Therefore the horizontal distance between A and 25 m contour and that between A and 26 m contour

These distances are then plotted to scale on the map.

(iii) By Graphical Method:

Graphical method of interpolation are simpler as compared to arithmetical methods and also the results obtained are accurate.

Out of several graphical methods, the one in common use is explained below:

Suppose the contour interval is 5m , then on a piece of tracing cloth, a number of parallel lines spaced at 0.5 m (usually one tenth of the contour interval) are drawn, every tenth line being made thick (Fig. 8.11). Suppose it is required to interpolate contours between two points A and B of elevations 61.5 m and 72.5m respectively.

If the bottom line represent an elevation of 60m, then the successive thick lines will represent 65m, 70m and 75 m etc. Place the tracing cloth so that the point A is on the third line from the bottom. Now, move the tracing cloth until B is on the fifth line above the 70m thick line.

The intersections of the thick lines 1 and 2 representing elevations of 65m and 70m and the line AB give the position of the points on the 65m and 70m contours respectively and are pricked through on the plan with a pin.


Drawing the Contour Lines:

Contour lines are drawn as fine and smooth free hand curved lines. Sometimes they are represented by broken lines. They are linked in either in black or in brown colour. A drawing pen gives a better line than a writing pen, and French curves should be used as much as possible.

Every fifth contour is made thicker than the rest, the elevation of contours must be written in a uniform manner either on the higher side or in a gap left in the line. When the contour lines are very long the elevation are written at two or three places along the contour. In the case of small scale maps, it is sufficient to figure every fifth contour.

Tracing the Contour Gradient for Alignment of Roads, Railways and Canals etc.:

A contour gradient may be defined as a line joining the points on different contours along the same gradient.

Fig. 8.17 show a contour map on which the contour lines are at 2m intervals. The ground is sloping in an upward direction from A to B. Supposing it is required to trace the path of a road with a ruling gradient of 1 in 30 from the starting point A on the 80 m contour line Since the contour intervals is 2m and the gradient 1 in 30, the horizontal distance between successive points on consecutive contours is 60m (2 x 30).

With A as centre and radius equal to 60m draw an arc cutting the 82m contour at 1. With 1 as centre and the same radius, draw an arc intersecting the 84m contour at 2 and so on for successive contours. Join these points which lie on the desired gradient. It may be noted that each of the arcs described will intersect the next contour at two points viz 1 and i, 2 and ii, 3 and iii etc. at 82, 84, 86. metre contour etc. and the points following the desired route such as 1, 2, 3, etc. should be joined.

Contour Map

Finding Volume of Earth and Capacity of a Reservoir from Contour Lines:

The volume of earth work and capacity of a reservoir may be calculated by treatment of contour lines. This method is only approximate as in dealing with contour lines we have to assume that the surface of the ground slopes uniformly form one contour to the next and in most cases this assumption is incorrect. However sufficient accuracy can be attained if the contours are located with an interval small enough to record mirror features of the ground.

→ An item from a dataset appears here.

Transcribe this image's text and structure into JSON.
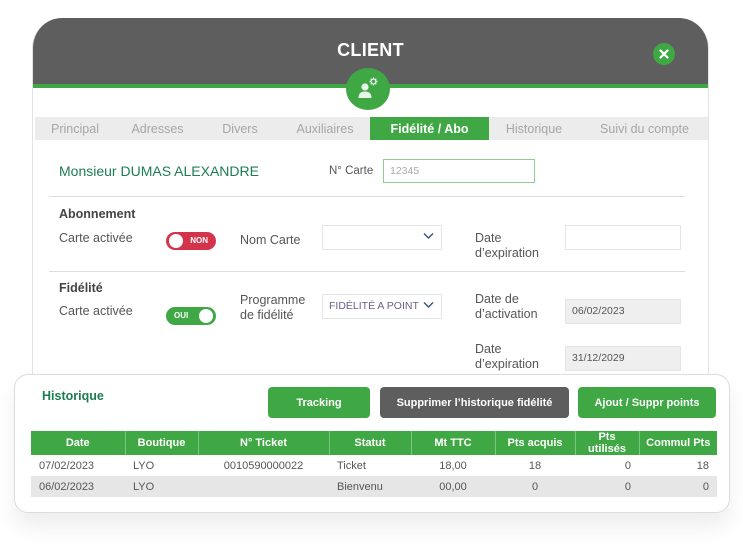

After preparation of the contoured plan of the particular site , the area enclosed by each contour line is measured by a planimeter, knowing the vertical distance between the first and the second contour lines (the contour interval) and their areas , Volume of earth work or water between them may be calculated wither by trapezoidal formula or by some other formula.

Let A1, A2, A3 etc. = The areas within successive contour in sq. metres.

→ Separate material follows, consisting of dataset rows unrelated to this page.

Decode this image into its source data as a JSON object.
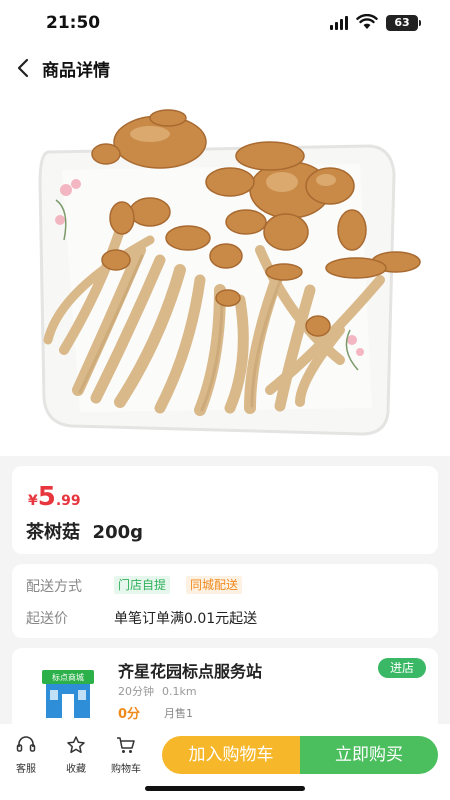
{
  "status_bar": {
    "time": "21:50",
    "battery": "63"
  },
  "nav": {
    "title": "商品详情",
    "back_icon": "chevron-left-icon"
  },
  "gallery": {
    "image_count": 3,
    "active_index": 0,
    "image_subject": "mushroom-bunch-on-plate"
  },
  "product": {
    "currency": "¥",
    "price_int": "5",
    "price_dec": ".99",
    "name": "茶树菇",
    "spec": "200g"
  },
  "delivery": {
    "method_label": "配送方式",
    "tags": [
      "门店自提",
      "同城配送"
    ],
    "min_label": "起送价",
    "min_text": "单笔订单满0.01元起送"
  },
  "store": {
    "name": "齐星花园标点服务站",
    "enter_label": "进店",
    "time": "20分钟",
    "distance": "0.1km",
    "score": "0分",
    "monthly_sales": "月售1",
    "logo_sign": "标点商城"
  },
  "bottom_bar": {
    "service_label": "客服",
    "favorite_label": "收藏",
    "cart_label": "购物车",
    "add_to_cart": "加入购物车",
    "buy_now": "立即购买"
  },
  "colors": {
    "accent_green": "#3ab866",
    "price_red": "#e8363f",
    "cart_yellow": "#f6b72a",
    "buy_green": "#4bbe5e",
    "tag_orange": "#f08a1b"
  }
}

d = the contour interval in metres

Then volume of the earth work or water between two adjacent contours:

Similarly cubic contents between successive contours may be found out, which when added together gives the required total cubical contents. This may be well understood by the following example.